Originally published at https://email@example.com/pulling-shared-docker-tags-is-bad-5aea48e079c6
Last night we migrated a key service to a new environment. Everything went smoothly and we concluded the maintenance window early, exchanged a round of congratulations and killed the zoom call. This morning I settled in at my desk and realized that this key service’s builds were breaking on master. My initial, and I think understandable impulse was that somehow I had broken the build when I merged my work branch for the migration into master the night before. Nothing pours sand on your pancakes like waking up to find out the thing you thought went so well last evening is now a smoking pile of ruin.
Except that wasn’t the problem. There was no difference between the commit that triggered the last good build and the merge commit to master that was now failing. I’m fine with magic when it fixes problems. We even have an emoji for it. “Hey, that thingamajig is working now!” Magic. I do not like it when it breaks things, although it is possible to use the same emoji for those cases as well. The first clue as to what was really happening was that the broken thing was a strict requirements check we run on a newly built image before unit tests. It has a list of packages it expects to find, and fails if it finds any discrepancy between that and the image contents.
In this case it was complaining about a specific set of libraries, and another member of our team quickly tracked them down to the official python 2.7.17 image on docker hub. Awesome. If the libraries are in the official image then we can add them to our list and fix the problem. Except… why weren’t they already in the list? We built the list off of what we expected to be in the official python image, so it should have matched what actually was in the official python image. The reason it didn’t is that we were not using python 2.7.17 when we built that list. We were using an earlier version of the image. So how did we end up building off of 2.7.17 this morning?
The answer was in the Dockerfile, where the base image in the FROM directive was given as
python:2.7. The tag

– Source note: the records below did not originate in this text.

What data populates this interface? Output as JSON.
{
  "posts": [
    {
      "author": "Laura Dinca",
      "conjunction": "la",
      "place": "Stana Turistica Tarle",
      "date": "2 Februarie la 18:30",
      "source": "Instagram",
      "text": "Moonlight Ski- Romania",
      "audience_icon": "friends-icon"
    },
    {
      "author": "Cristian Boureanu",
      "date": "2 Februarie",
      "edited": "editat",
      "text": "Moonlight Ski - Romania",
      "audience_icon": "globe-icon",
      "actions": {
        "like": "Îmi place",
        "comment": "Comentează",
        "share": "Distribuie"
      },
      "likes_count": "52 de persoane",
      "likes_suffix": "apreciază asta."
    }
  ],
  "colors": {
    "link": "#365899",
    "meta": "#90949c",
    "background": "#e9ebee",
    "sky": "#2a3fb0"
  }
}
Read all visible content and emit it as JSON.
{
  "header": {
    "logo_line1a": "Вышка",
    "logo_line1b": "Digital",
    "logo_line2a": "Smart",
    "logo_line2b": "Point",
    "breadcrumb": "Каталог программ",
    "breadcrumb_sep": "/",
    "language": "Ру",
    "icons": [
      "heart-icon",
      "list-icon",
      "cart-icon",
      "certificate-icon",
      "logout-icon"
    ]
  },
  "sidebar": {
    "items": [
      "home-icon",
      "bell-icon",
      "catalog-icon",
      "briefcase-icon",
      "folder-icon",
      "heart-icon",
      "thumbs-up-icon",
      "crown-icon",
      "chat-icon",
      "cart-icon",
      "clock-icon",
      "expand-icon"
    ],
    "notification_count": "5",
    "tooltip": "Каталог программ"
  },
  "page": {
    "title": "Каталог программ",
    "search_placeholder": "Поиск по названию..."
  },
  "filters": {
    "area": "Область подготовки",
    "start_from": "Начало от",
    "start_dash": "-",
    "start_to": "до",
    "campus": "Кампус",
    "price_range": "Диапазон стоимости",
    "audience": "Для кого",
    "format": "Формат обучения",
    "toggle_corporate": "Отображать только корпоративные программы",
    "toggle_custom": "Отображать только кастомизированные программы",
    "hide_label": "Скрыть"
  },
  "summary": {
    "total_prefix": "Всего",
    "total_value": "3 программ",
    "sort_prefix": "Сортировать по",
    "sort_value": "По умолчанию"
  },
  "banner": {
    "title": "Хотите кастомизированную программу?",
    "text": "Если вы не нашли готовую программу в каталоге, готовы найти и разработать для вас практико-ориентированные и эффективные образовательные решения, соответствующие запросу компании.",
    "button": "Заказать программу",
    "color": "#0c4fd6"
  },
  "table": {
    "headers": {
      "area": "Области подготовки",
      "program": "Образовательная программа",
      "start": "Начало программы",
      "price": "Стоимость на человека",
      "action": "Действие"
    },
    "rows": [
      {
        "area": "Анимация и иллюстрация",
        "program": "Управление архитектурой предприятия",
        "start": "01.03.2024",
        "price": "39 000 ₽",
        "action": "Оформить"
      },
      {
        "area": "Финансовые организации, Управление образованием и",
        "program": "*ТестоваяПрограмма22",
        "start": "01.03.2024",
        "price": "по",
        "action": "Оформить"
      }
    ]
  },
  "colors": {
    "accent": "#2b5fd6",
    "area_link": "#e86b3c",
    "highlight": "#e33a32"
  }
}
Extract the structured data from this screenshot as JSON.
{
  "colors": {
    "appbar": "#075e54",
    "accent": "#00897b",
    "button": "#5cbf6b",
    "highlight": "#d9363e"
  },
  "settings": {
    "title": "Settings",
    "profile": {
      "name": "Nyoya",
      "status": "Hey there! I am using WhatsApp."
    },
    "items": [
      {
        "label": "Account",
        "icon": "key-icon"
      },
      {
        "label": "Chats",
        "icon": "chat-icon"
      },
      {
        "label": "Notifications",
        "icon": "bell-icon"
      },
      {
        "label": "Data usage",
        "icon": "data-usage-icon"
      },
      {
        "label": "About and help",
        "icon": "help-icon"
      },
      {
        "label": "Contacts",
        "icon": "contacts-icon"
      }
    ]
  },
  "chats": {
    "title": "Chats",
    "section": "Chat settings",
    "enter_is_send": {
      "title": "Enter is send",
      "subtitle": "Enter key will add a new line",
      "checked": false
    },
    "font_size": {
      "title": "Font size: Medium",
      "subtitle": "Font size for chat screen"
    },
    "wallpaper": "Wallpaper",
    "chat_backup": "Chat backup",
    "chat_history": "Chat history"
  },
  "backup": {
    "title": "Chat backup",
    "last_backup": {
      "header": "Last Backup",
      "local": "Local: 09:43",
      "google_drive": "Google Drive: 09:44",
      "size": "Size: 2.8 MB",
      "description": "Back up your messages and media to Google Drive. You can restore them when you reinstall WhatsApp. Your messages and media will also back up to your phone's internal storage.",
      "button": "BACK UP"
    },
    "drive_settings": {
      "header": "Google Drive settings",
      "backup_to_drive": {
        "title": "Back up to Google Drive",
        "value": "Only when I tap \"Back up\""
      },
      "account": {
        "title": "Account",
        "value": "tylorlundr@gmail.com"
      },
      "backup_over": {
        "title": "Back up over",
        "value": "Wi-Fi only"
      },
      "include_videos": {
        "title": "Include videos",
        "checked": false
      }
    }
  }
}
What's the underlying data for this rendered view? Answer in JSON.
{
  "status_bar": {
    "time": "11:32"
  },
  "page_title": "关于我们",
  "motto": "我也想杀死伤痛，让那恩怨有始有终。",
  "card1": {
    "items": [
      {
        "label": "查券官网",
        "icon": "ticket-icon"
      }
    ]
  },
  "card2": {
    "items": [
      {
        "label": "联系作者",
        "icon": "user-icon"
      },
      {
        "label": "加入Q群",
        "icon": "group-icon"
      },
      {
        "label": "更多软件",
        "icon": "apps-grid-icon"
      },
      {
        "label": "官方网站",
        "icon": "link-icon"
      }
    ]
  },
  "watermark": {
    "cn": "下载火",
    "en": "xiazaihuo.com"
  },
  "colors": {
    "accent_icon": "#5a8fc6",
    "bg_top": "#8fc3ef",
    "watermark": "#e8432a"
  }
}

2.7 is what’s known as a shared tag. In contrast to simple tags, which always point to a single version of an image built for one or more architectures, shared tags identify a set of images, each of which may be built for a different platform and architecture. In both cases it’s up to the host docker daemon to choose which image to pull. I’m not sure what version of the image we built our manifest off of (we do know, and I could go look, but it’s late and I’m lazy), but at some point afterward the
2.7 tag was applied to a new release and when we ran a build this morning it pulled a new image, with new stuff in it, and things broke.
Which is mostly good, by the way. That is exactly what the check is supposed to do. An image with unlisted packages did not get into production. The only downside was the broken build that needed to be fixed on a Thursday morning after a maintenance window the night before. But there’s a valuable lesson in it: if you don’t use a tag that identifies a specific image then you don’t really know what bits are going to end up on your server disk. And it doesn’t have to be a shared tag to cause a problem. It just has to be a tag that can get removed from one image and applied to another. The
latest tag is a common example. Shared tags presumably have their uses, like pulling multiple images at once, they just have no more place in a production Dockerfile than
Of course, this is all convention, and image authors are free to tag things the way they wish, and probably someone will chime in with a comment about how I still don’t really know what bits are going to end up on the disk unless we built the image ourselves from scratch (which in some cases we do). True enough, but the whole topic of trusting images from docker hub is another deep discussion. The thing that bit us here isn’t anomalous or unexpected: the image a shared tag identifies will definitely change at some point; it’s more or less the reason for shared tags. Interestingly this problem hit us twice in one day, as later our on-call person had to help fix a node.js build that broke for the exact same reason. So probably not the way I would have chosen to remind ourselves to be specific with image tags, but a good reminder nevertheless.